Start of Provided entries

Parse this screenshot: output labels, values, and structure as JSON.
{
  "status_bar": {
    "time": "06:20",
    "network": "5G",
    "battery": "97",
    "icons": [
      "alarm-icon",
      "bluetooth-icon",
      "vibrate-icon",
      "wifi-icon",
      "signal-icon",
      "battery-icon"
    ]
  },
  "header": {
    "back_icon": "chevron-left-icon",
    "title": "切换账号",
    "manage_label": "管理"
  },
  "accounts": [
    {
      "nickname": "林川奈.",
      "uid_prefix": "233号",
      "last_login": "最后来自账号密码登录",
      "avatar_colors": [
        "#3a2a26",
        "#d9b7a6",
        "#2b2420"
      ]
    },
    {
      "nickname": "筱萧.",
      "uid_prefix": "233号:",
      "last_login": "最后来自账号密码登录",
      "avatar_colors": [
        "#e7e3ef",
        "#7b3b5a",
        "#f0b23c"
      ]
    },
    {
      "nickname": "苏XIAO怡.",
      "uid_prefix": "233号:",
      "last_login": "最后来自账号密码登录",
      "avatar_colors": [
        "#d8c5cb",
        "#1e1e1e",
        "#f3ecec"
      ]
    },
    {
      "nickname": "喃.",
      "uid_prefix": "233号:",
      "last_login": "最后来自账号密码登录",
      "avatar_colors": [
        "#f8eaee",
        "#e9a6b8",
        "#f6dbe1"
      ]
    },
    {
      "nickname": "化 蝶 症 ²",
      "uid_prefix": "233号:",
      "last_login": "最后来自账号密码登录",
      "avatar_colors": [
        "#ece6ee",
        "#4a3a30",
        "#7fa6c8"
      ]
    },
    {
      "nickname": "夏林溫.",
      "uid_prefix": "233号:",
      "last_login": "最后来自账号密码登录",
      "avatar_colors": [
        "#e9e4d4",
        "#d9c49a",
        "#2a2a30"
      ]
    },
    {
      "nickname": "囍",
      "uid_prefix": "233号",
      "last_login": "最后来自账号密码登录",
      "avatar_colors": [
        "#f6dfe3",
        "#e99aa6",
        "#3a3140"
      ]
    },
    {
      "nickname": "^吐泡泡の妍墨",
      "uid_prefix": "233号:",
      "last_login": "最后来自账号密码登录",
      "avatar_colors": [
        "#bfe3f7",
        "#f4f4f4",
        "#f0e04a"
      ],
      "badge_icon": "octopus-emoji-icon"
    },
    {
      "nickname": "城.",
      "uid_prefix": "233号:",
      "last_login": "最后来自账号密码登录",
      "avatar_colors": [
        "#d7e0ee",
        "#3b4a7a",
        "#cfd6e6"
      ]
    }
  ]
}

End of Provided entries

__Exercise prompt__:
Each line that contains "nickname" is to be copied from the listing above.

__Exercise response__:
      "nickname": "林川奈.",
      "nickname": "筱萧.",
      "nickname": "苏XIAO怡.",
      "nickname": "喃.",
      "nickname": "化 蝶 症 ²",
      "nickname": "夏林溫.",
      "nickname": "囍",
      "nickname": "^吐泡泡の妍墨",
      "nickname": "城.",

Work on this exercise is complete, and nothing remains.